BEGIN INFORMATION
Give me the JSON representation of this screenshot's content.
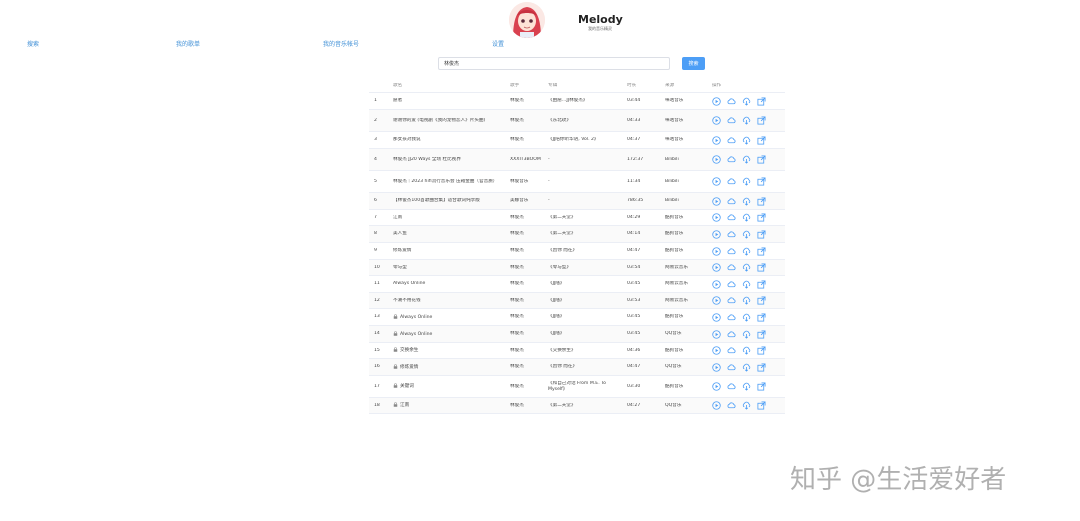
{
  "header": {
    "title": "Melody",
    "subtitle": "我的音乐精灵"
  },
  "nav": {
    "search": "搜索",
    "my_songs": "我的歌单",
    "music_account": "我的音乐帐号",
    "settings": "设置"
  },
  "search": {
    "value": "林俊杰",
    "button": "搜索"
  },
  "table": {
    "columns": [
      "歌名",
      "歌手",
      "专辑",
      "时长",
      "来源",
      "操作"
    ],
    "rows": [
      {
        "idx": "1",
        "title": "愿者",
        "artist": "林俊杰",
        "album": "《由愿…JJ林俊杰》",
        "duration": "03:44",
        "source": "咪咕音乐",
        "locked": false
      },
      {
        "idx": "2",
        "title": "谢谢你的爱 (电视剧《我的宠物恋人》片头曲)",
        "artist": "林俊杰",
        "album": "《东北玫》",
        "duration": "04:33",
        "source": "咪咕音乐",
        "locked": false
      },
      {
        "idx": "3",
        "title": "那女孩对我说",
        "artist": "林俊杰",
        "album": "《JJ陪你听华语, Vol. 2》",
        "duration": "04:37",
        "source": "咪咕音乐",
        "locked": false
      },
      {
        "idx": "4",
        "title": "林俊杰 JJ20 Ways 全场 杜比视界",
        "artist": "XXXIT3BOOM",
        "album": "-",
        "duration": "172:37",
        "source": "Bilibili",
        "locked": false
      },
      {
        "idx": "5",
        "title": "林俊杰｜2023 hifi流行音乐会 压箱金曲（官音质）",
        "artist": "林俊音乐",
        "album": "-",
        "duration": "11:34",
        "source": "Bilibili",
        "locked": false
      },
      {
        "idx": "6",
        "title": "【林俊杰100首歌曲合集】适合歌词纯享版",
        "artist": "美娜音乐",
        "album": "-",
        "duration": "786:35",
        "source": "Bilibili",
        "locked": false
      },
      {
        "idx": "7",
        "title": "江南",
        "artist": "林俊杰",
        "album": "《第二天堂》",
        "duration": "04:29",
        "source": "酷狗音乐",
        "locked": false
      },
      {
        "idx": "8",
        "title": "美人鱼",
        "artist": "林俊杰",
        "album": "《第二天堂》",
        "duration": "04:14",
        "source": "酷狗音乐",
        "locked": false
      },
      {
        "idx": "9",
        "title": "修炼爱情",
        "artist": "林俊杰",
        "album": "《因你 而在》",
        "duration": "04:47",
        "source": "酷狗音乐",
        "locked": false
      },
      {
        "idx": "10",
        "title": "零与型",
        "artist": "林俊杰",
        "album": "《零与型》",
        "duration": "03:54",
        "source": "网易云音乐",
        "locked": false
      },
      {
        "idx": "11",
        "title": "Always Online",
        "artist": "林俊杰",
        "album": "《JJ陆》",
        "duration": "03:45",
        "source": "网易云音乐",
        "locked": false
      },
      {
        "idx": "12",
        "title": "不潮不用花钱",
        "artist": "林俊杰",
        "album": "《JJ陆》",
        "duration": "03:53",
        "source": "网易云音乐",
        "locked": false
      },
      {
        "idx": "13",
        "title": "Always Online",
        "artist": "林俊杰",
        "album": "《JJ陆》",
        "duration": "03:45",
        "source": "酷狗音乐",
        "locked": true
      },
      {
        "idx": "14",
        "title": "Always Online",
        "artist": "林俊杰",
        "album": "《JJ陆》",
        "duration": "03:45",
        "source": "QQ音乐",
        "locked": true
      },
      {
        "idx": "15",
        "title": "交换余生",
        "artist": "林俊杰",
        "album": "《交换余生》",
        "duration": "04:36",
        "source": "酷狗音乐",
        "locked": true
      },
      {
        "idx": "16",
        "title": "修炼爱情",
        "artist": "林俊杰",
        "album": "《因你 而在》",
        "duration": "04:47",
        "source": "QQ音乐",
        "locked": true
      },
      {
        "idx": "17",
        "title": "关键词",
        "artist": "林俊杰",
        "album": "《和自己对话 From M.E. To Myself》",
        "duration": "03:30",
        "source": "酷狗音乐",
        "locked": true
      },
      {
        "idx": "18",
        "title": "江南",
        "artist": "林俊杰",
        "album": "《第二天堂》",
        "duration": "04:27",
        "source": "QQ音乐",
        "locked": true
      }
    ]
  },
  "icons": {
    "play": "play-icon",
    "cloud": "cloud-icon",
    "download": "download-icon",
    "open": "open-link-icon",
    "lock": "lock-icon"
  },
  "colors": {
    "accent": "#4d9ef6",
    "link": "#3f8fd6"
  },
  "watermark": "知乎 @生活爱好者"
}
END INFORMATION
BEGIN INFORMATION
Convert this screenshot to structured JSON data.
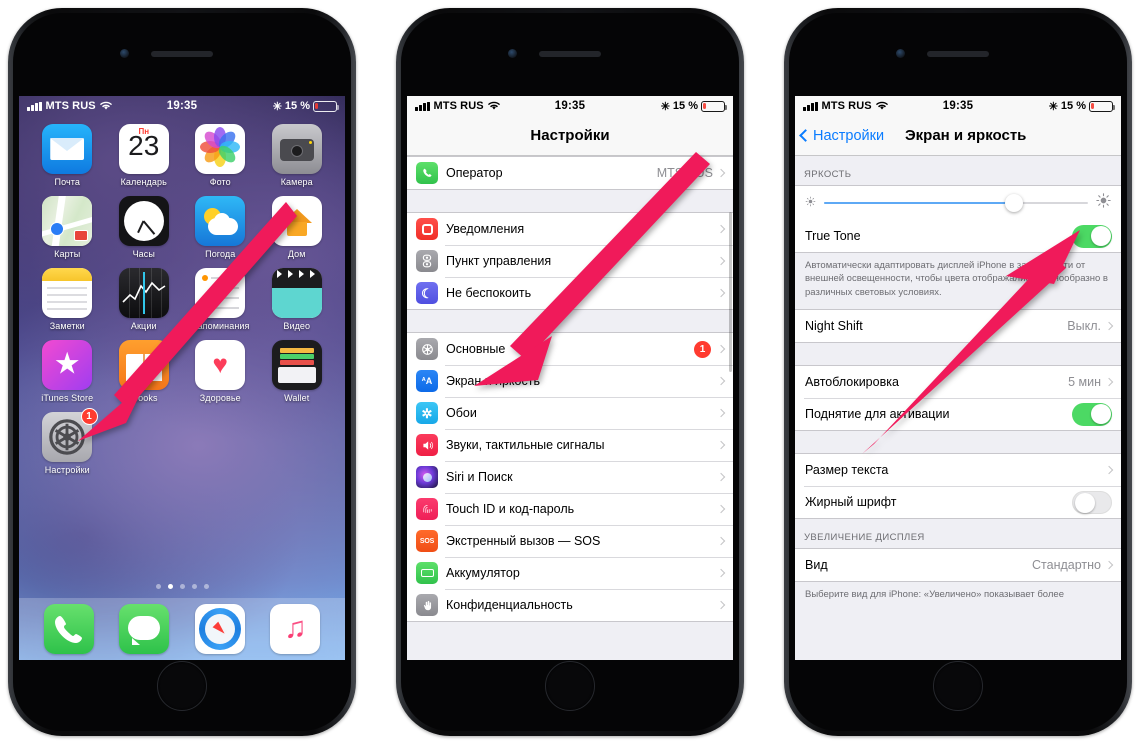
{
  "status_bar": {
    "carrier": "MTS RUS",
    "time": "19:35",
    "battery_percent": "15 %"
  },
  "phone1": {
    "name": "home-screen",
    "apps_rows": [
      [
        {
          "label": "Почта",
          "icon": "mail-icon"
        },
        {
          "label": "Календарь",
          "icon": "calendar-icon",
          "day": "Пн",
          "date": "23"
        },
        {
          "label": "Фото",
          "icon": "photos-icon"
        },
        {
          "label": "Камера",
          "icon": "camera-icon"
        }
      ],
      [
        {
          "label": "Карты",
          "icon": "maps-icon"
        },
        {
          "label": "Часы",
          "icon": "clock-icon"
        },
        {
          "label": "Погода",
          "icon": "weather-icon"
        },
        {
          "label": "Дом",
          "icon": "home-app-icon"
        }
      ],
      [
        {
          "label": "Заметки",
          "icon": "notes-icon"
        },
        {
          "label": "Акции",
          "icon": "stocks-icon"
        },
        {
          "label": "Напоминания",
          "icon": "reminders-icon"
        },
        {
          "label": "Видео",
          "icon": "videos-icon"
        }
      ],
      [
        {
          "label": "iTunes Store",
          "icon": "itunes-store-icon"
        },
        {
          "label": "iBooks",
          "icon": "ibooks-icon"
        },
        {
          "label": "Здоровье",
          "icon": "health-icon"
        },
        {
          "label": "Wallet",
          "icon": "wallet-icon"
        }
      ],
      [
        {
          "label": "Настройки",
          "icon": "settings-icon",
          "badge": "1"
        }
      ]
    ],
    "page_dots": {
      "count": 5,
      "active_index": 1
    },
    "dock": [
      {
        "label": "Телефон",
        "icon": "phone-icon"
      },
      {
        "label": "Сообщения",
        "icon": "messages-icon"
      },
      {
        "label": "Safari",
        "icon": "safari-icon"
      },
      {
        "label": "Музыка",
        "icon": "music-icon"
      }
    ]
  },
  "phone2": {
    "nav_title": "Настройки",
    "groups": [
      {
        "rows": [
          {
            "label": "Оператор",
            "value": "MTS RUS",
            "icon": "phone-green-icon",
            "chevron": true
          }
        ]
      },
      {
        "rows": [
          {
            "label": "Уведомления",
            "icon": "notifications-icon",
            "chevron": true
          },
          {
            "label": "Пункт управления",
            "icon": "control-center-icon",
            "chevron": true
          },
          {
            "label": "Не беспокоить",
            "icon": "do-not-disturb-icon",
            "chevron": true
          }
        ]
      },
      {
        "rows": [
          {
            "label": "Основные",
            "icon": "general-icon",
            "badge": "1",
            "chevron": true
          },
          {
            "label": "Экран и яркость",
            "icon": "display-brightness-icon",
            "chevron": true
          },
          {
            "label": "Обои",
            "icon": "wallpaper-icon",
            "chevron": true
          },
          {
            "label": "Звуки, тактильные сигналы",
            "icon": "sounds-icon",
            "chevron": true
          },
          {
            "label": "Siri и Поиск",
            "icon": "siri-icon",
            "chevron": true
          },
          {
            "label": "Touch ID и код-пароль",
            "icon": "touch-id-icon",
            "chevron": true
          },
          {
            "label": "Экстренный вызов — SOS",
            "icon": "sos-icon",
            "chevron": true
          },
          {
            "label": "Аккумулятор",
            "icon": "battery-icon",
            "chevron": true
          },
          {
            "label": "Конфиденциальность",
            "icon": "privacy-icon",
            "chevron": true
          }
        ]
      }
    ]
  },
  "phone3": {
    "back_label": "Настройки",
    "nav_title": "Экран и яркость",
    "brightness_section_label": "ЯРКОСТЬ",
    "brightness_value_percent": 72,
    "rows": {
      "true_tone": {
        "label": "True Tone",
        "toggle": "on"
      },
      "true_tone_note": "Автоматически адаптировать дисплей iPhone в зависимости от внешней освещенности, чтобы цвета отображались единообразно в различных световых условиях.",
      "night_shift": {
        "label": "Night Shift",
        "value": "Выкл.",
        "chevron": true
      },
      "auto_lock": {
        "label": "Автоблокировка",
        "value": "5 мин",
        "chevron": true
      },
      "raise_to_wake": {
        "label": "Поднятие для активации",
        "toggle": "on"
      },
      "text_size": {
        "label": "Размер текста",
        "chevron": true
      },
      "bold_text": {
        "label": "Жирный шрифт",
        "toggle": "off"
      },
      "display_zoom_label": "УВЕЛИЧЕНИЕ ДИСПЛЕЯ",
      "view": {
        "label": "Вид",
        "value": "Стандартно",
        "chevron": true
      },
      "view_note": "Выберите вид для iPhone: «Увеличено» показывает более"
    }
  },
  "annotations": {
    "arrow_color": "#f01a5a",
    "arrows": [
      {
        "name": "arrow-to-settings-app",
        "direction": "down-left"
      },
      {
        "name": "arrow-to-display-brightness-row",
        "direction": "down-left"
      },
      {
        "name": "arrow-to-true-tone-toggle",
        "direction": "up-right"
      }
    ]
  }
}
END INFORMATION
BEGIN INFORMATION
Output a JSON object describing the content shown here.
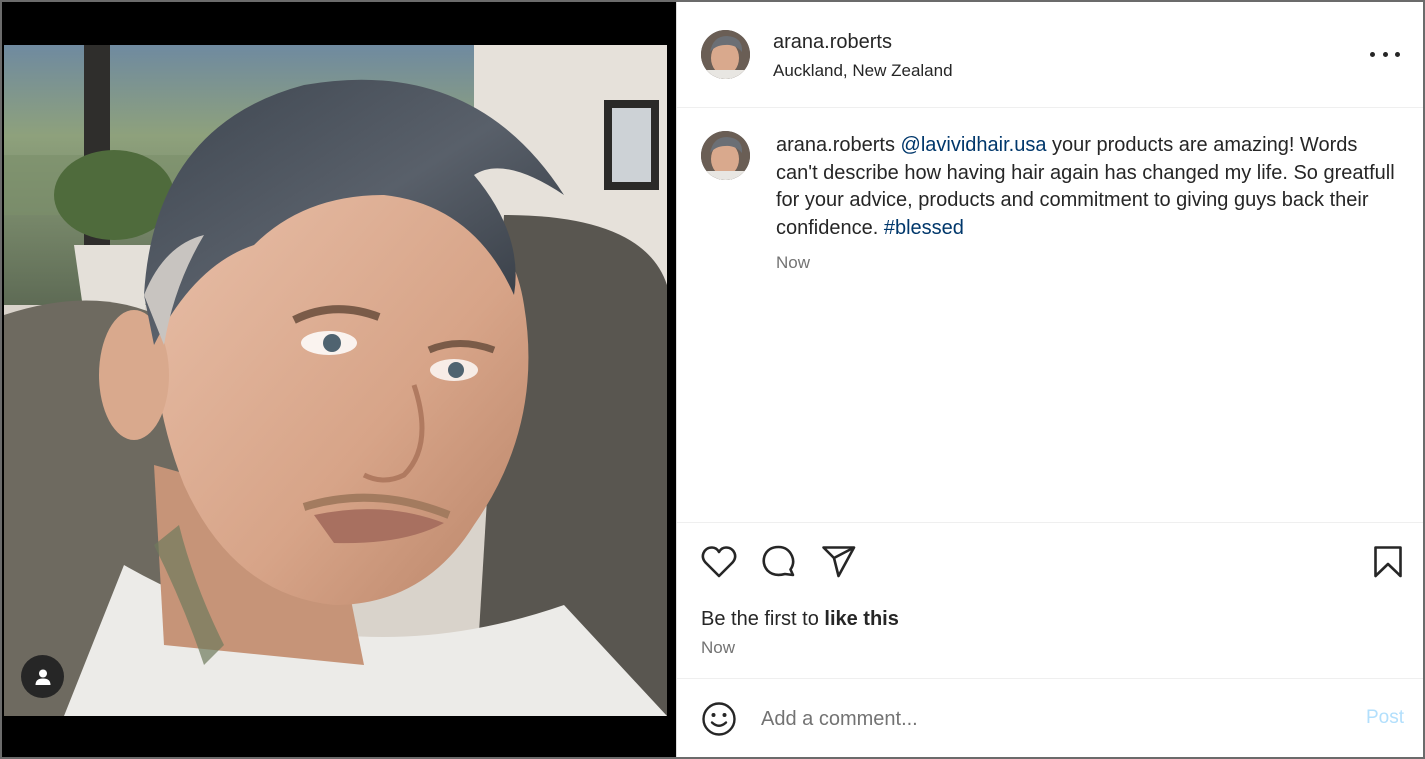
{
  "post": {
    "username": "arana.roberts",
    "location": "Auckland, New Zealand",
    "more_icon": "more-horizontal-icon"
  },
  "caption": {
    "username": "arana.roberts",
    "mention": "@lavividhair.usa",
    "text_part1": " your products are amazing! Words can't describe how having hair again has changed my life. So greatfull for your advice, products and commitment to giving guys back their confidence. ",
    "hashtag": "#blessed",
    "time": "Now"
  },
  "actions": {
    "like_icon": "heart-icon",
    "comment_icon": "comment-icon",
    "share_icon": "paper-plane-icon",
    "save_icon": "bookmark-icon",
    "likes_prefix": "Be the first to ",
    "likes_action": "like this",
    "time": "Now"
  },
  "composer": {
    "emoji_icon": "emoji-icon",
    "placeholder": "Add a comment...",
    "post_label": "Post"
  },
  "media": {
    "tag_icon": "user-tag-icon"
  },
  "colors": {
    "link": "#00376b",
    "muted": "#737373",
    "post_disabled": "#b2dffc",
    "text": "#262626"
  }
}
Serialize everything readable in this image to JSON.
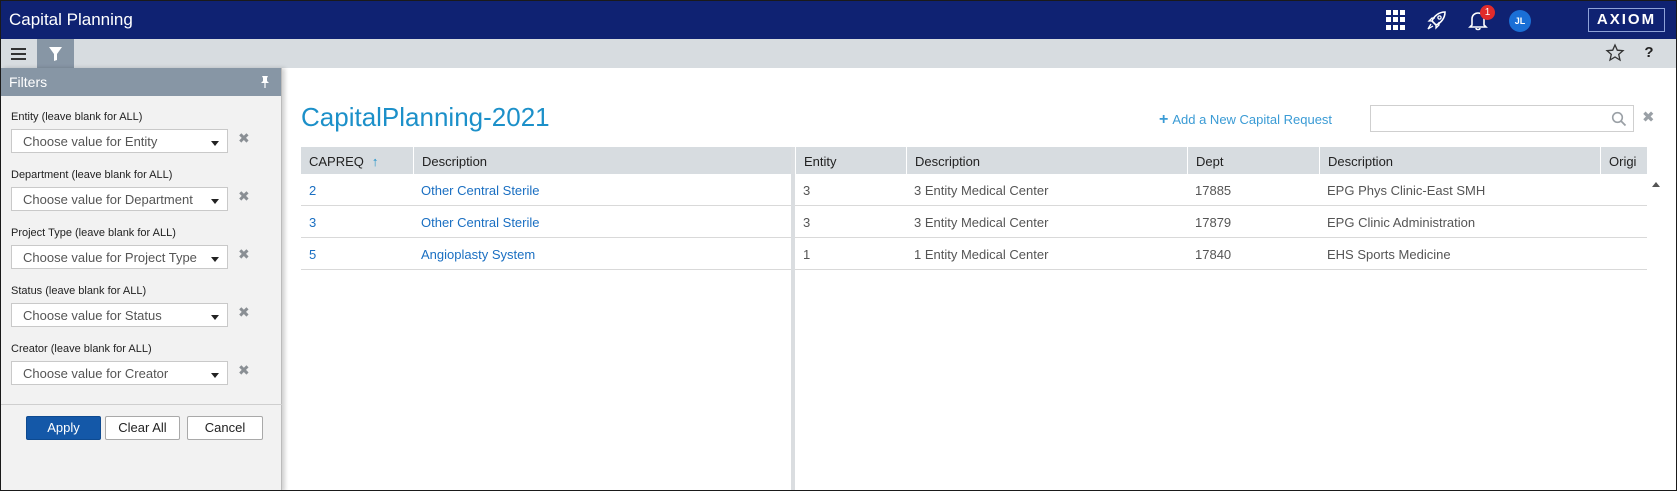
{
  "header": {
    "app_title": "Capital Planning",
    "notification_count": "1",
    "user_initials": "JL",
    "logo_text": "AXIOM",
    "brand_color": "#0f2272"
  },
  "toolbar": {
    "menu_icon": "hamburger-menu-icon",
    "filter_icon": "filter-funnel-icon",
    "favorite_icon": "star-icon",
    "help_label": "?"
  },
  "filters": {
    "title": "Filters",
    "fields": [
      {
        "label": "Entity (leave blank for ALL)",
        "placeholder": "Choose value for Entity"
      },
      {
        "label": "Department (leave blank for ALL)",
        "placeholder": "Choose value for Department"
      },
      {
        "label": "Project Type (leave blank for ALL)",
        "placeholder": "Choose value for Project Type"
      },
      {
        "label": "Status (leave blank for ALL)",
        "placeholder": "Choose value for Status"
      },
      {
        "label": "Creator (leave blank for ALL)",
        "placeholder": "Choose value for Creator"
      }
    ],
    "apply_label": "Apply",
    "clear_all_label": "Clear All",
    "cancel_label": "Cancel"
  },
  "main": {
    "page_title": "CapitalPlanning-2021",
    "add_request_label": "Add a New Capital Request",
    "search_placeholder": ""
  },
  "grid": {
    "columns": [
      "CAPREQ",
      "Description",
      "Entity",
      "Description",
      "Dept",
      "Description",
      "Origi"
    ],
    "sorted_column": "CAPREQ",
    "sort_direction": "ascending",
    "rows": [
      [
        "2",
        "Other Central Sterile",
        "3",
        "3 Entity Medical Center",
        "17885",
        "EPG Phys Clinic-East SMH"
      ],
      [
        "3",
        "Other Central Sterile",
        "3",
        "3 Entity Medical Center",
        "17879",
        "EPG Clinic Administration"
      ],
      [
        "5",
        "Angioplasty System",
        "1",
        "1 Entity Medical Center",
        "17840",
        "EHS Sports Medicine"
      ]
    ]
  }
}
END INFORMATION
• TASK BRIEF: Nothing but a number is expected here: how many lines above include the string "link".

• RESPONSE AREA: 3